• Exercise description: The pictures must be left out, while the rest of the data is copied exactly.

• Materials provided:

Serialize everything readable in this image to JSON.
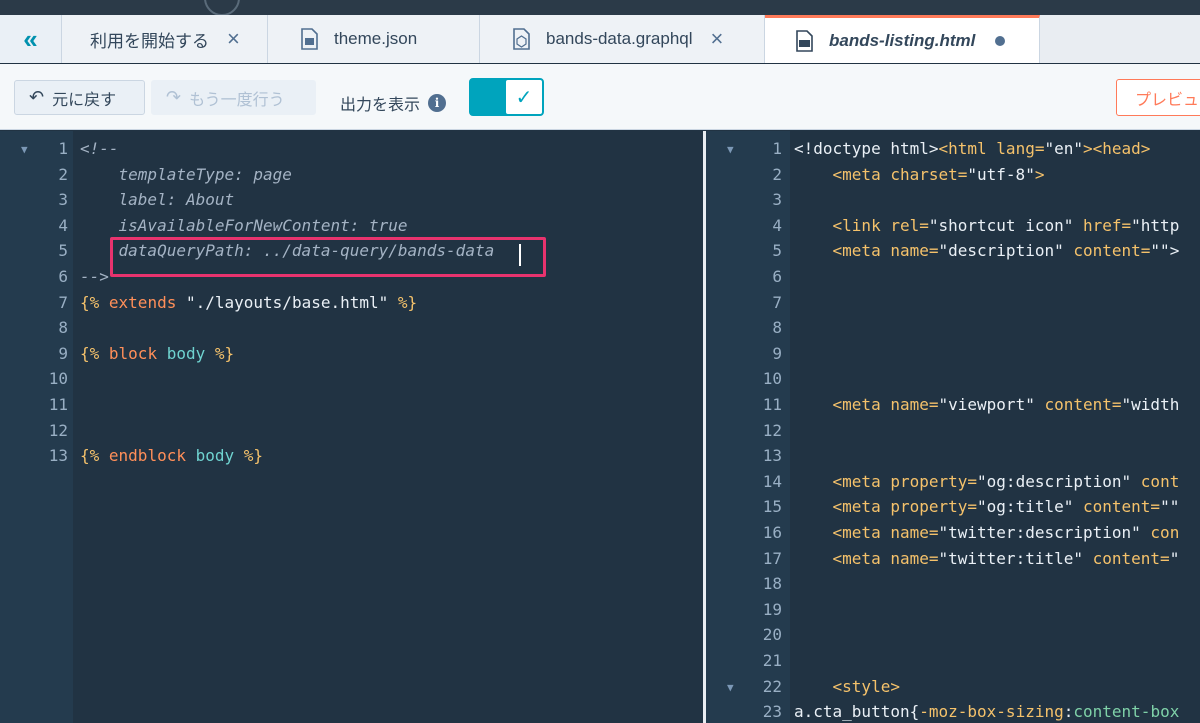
{
  "tabs": [
    {
      "label": "利用を開始する",
      "icon": "none",
      "closable": true
    },
    {
      "label": "theme.json",
      "icon": "json-file-icon",
      "closable": true
    },
    {
      "label": "bands-data.graphql",
      "icon": "graphql-file-icon",
      "closable": true
    },
    {
      "label": "bands-listing.html",
      "icon": "html-file-icon",
      "closable": false,
      "active": true,
      "unsaved": true
    }
  ],
  "toolbar": {
    "undo_label": "元に戻す",
    "redo_label": "もう一度行う",
    "output_label": "出力を表示",
    "output_toggle_on": true,
    "preview_label": "プレビュ"
  },
  "left_editor": {
    "lines": [
      {
        "n": "1",
        "fold": true,
        "parts": [
          [
            "c-com",
            "<!--"
          ]
        ]
      },
      {
        "n": "2",
        "parts": [
          [
            "c-com",
            "    templateType: page"
          ]
        ]
      },
      {
        "n": "3",
        "parts": [
          [
            "c-com",
            "    label: About"
          ]
        ]
      },
      {
        "n": "4",
        "parts": [
          [
            "c-com",
            "    isAvailableForNewContent: true"
          ]
        ]
      },
      {
        "n": "5",
        "parts": [
          [
            "c-com",
            "    dataQueryPath: ../data-query/bands-data"
          ]
        ]
      },
      {
        "n": "6",
        "parts": [
          [
            "c-com",
            "-->"
          ]
        ]
      },
      {
        "n": "7",
        "parts": [
          [
            "c-tpl",
            "{% "
          ],
          [
            "c-kw",
            "extends"
          ],
          [
            "c-str",
            " \"./layouts/base.html\" "
          ],
          [
            "c-tpl",
            "%}"
          ]
        ]
      },
      {
        "n": "8",
        "parts": []
      },
      {
        "n": "9",
        "parts": [
          [
            "c-tpl",
            "{% "
          ],
          [
            "c-kw",
            "block"
          ],
          [
            "c-id",
            " body "
          ],
          [
            "c-tpl",
            "%}"
          ]
        ]
      },
      {
        "n": "10",
        "parts": []
      },
      {
        "n": "11",
        "parts": []
      },
      {
        "n": "12",
        "parts": []
      },
      {
        "n": "13",
        "parts": [
          [
            "c-tpl",
            "{% "
          ],
          [
            "c-kw",
            "endblock"
          ],
          [
            "c-id",
            " body "
          ],
          [
            "c-tpl",
            "%}"
          ]
        ]
      }
    ]
  },
  "right_editor": {
    "lines": [
      {
        "n": "1",
        "fold": true,
        "parts": [
          [
            "c-white",
            "<!doctype html>"
          ],
          [
            "c-tag",
            "<html "
          ],
          [
            "c-attr",
            "lang="
          ],
          [
            "c-white",
            "\"en\""
          ],
          [
            "c-tag",
            "><head>"
          ]
        ]
      },
      {
        "n": "2",
        "parts": [
          [
            "c-tag",
            "    <meta "
          ],
          [
            "c-attr",
            "charset="
          ],
          [
            "c-white",
            "\"utf-8\""
          ],
          [
            "c-tag",
            ">"
          ]
        ]
      },
      {
        "n": "3",
        "parts": []
      },
      {
        "n": "4",
        "parts": [
          [
            "c-tag",
            "    <link "
          ],
          [
            "c-attr",
            "rel="
          ],
          [
            "c-white",
            "\"shortcut icon\" "
          ],
          [
            "c-attr",
            "href="
          ],
          [
            "c-white",
            "\"http"
          ]
        ]
      },
      {
        "n": "5",
        "parts": [
          [
            "c-tag",
            "    <meta "
          ],
          [
            "c-attr",
            "name="
          ],
          [
            "c-white",
            "\"description\" "
          ],
          [
            "c-attr",
            "content="
          ],
          [
            "c-white",
            "\"\">"
          ]
        ]
      },
      {
        "n": "6",
        "parts": []
      },
      {
        "n": "7",
        "parts": []
      },
      {
        "n": "8",
        "parts": []
      },
      {
        "n": "9",
        "parts": []
      },
      {
        "n": "10",
        "parts": []
      },
      {
        "n": "11",
        "parts": [
          [
            "c-tag",
            "    <meta "
          ],
          [
            "c-attr",
            "name="
          ],
          [
            "c-white",
            "\"viewport\" "
          ],
          [
            "c-attr",
            "content="
          ],
          [
            "c-white",
            "\"width"
          ]
        ]
      },
      {
        "n": "12",
        "parts": []
      },
      {
        "n": "13",
        "parts": []
      },
      {
        "n": "14",
        "parts": [
          [
            "c-tag",
            "    <meta "
          ],
          [
            "c-attr",
            "property="
          ],
          [
            "c-white",
            "\"og:description\" "
          ],
          [
            "c-attr",
            "cont"
          ]
        ]
      },
      {
        "n": "15",
        "parts": [
          [
            "c-tag",
            "    <meta "
          ],
          [
            "c-attr",
            "property="
          ],
          [
            "c-white",
            "\"og:title\" "
          ],
          [
            "c-attr",
            "content="
          ],
          [
            "c-white",
            "\"\""
          ]
        ]
      },
      {
        "n": "16",
        "parts": [
          [
            "c-tag",
            "    <meta "
          ],
          [
            "c-attr",
            "name="
          ],
          [
            "c-white",
            "\"twitter:description\" "
          ],
          [
            "c-attr",
            "con"
          ]
        ]
      },
      {
        "n": "17",
        "parts": [
          [
            "c-tag",
            "    <meta "
          ],
          [
            "c-attr",
            "name="
          ],
          [
            "c-white",
            "\"twitter:title\" "
          ],
          [
            "c-attr",
            "content="
          ],
          [
            "c-white",
            "\""
          ]
        ]
      },
      {
        "n": "18",
        "parts": []
      },
      {
        "n": "19",
        "parts": []
      },
      {
        "n": "20",
        "parts": []
      },
      {
        "n": "21",
        "parts": []
      },
      {
        "n": "22",
        "fold": true,
        "parts": [
          [
            "c-tag",
            "    <style>"
          ]
        ]
      },
      {
        "n": "23",
        "parts": [
          [
            "c-white",
            "a.cta_button{"
          ],
          [
            "c-attr",
            "-moz-box-sizing"
          ],
          [
            "c-white",
            ":"
          ],
          [
            "c-green",
            "content-box"
          ]
        ]
      }
    ]
  }
}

• Answer box:
Serialize everything readable in this image to JSON.
{
  "tabs": [
    {
      "label": "利用を開始する",
      "icon": "none",
      "closable": true
    },
    {
      "label": "theme.json",
      "icon": "json-file-icon",
      "closable": true
    },
    {
      "label": "bands-data.graphql",
      "icon": "graphql-file-icon",
      "closable": true
    },
    {
      "label": "bands-listing.html",
      "icon": "html-file-icon",
      "closable": false,
      "active": true,
      "unsaved": true
    }
  ],
  "toolbar": {
    "undo_label": "元に戻す",
    "redo_label": "もう一度行う",
    "output_label": "出力を表示",
    "output_toggle_on": true,
    "preview_label": "プレビュ"
  },
  "left_editor": {
    "lines": [
      {
        "n": "1",
        "fold": true,
        "parts": [
          [
            "c-com",
            "<!--"
          ]
        ]
      },
      {
        "n": "2",
        "parts": [
          [
            "c-com",
            "    templateType: page"
          ]
        ]
      },
      {
        "n": "3",
        "parts": [
          [
            "c-com",
            "    label: About"
          ]
        ]
      },
      {
        "n": "4",
        "parts": [
          [
            "c-com",
            "    isAvailableForNewContent: true"
          ]
        ]
      },
      {
        "n": "5",
        "parts": [
          [
            "c-com",
            "    dataQueryPath: ../data-query/bands-data"
          ]
        ]
      },
      {
        "n": "6",
        "parts": [
          [
            "c-com",
            "-->"
          ]
        ]
      },
      {
        "n": "7",
        "parts": [
          [
            "c-tpl",
            "{% "
          ],
          [
            "c-kw",
            "extends"
          ],
          [
            "c-str",
            " \"./layouts/base.html\" "
          ],
          [
            "c-tpl",
            "%}"
          ]
        ]
      },
      {
        "n": "8",
        "parts": []
      },
      {
        "n": "9",
        "parts": [
          [
            "c-tpl",
            "{% "
          ],
          [
            "c-kw",
            "block"
          ],
          [
            "c-id",
            " body "
          ],
          [
            "c-tpl",
            "%}"
          ]
        ]
      },
      {
        "n": "10",
        "parts": []
      },
      {
        "n": "11",
        "parts": []
      },
      {
        "n": "12",
        "parts": []
      },
      {
        "n": "13",
        "parts": [
          [
            "c-tpl",
            "{% "
          ],
          [
            "c-kw",
            "endblock"
          ],
          [
            "c-id",
            " body "
          ],
          [
            "c-tpl",
            "%}"
          ]
        ]
      }
    ]
  },
  "right_editor": {
    "lines": [
      {
        "n": "1",
        "fold": true,
        "parts": [
          [
            "c-white",
            "<!doctype html>"
          ],
          [
            "c-tag",
            "<html "
          ],
          [
            "c-attr",
            "lang="
          ],
          [
            "c-white",
            "\"en\""
          ],
          [
            "c-tag",
            "><head>"
          ]
        ]
      },
      {
        "n": "2",
        "parts": [
          [
            "c-tag",
            "    <meta "
          ],
          [
            "c-attr",
            "charset="
          ],
          [
            "c-white",
            "\"utf-8\""
          ],
          [
            "c-tag",
            ">"
          ]
        ]
      },
      {
        "n": "3",
        "parts": []
      },
      {
        "n": "4",
        "parts": [
          [
            "c-tag",
            "    <link "
          ],
          [
            "c-attr",
            "rel="
          ],
          [
            "c-white",
            "\"shortcut icon\" "
          ],
          [
            "c-attr",
            "href="
          ],
          [
            "c-white",
            "\"http"
          ]
        ]
      },
      {
        "n": "5",
        "parts": [
          [
            "c-tag",
            "    <meta "
          ],
          [
            "c-attr",
            "name="
          ],
          [
            "c-white",
            "\"description\" "
          ],
          [
            "c-attr",
            "content="
          ],
          [
            "c-white",
            "\"\">"
          ]
        ]
      },
      {
        "n": "6",
        "parts": []
      },
      {
        "n": "7",
        "parts": []
      },
      {
        "n": "8",
        "parts": []
      },
      {
        "n": "9",
        "parts": []
      },
      {
        "n": "10",
        "parts": []
      },
      {
        "n": "11",
        "parts": [
          [
            "c-tag",
            "    <meta "
          ],
          [
            "c-attr",
            "name="
          ],
          [
            "c-white",
            "\"viewport\" "
          ],
          [
            "c-attr",
            "content="
          ],
          [
            "c-white",
            "\"width"
          ]
        ]
      },
      {
        "n": "12",
        "parts": []
      },
      {
        "n": "13",
        "parts": []
      },
      {
        "n": "14",
        "parts": [
          [
            "c-tag",
            "    <meta "
          ],
          [
            "c-attr",
            "property="
          ],
          [
            "c-white",
            "\"og:description\" "
          ],
          [
            "c-attr",
            "cont"
          ]
        ]
      },
      {
        "n": "15",
        "parts": [
          [
            "c-tag",
            "    <meta "
          ],
          [
            "c-attr",
            "property="
          ],
          [
            "c-white",
            "\"og:title\" "
          ],
          [
            "c-attr",
            "content="
          ],
          [
            "c-white",
            "\"\""
          ]
        ]
      },
      {
        "n": "16",
        "parts": [
          [
            "c-tag",
            "    <meta "
          ],
          [
            "c-attr",
            "name="
          ],
          [
            "c-white",
            "\"twitter:description\" "
          ],
          [
            "c-attr",
            "con"
          ]
        ]
      },
      {
        "n": "17",
        "parts": [
          [
            "c-tag",
            "    <meta "
          ],
          [
            "c-attr",
            "name="
          ],
          [
            "c-white",
            "\"twitter:title\" "
          ],
          [
            "c-attr",
            "content="
          ],
          [
            "c-white",
            "\""
          ]
        ]
      },
      {
        "n": "18",
        "parts": []
      },
      {
        "n": "19",
        "parts": []
      },
      {
        "n": "20",
        "parts": []
      },
      {
        "n": "21",
        "parts": []
      },
      {
        "n": "22",
        "fold": true,
        "parts": [
          [
            "c-tag",
            "    <style>"
          ]
        ]
      },
      {
        "n": "23",
        "parts": [
          [
            "c-white",
            "a.cta_button{"
          ],
          [
            "c-attr",
            "-moz-box-sizing"
          ],
          [
            "c-white",
            ":"
          ],
          [
            "c-green",
            "content-box"
          ]
        ]
      }
    ]
  }
}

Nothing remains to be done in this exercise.